### Task item
Report back every line below that carries the word "username".

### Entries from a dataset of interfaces
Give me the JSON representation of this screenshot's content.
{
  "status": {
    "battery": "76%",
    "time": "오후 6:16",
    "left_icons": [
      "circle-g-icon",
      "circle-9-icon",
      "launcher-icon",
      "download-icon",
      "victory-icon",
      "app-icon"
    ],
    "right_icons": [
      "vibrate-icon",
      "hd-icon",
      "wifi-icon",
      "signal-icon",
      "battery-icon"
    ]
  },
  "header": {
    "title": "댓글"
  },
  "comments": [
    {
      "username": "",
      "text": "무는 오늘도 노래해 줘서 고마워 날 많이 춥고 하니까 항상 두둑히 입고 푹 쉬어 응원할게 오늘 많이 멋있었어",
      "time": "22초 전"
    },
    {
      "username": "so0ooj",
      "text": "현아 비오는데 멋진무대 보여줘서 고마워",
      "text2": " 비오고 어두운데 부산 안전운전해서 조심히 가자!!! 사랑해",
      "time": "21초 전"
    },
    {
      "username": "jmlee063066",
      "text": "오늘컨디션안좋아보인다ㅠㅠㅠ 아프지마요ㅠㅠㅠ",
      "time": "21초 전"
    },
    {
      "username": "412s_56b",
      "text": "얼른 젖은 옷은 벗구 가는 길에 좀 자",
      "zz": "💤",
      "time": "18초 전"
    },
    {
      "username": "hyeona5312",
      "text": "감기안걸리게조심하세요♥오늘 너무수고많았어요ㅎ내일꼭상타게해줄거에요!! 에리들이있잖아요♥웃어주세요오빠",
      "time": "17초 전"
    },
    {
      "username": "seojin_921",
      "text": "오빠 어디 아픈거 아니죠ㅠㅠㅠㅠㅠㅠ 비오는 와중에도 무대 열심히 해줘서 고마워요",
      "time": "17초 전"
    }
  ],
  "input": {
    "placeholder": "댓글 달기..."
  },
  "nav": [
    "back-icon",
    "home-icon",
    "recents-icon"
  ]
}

### Reply
      "username": "",
      "username": "so0ooj",
      "username": "jmlee063066",
      "username": "412s_56b",
      "username": "hyeona5312",
      "username": "seojin_921",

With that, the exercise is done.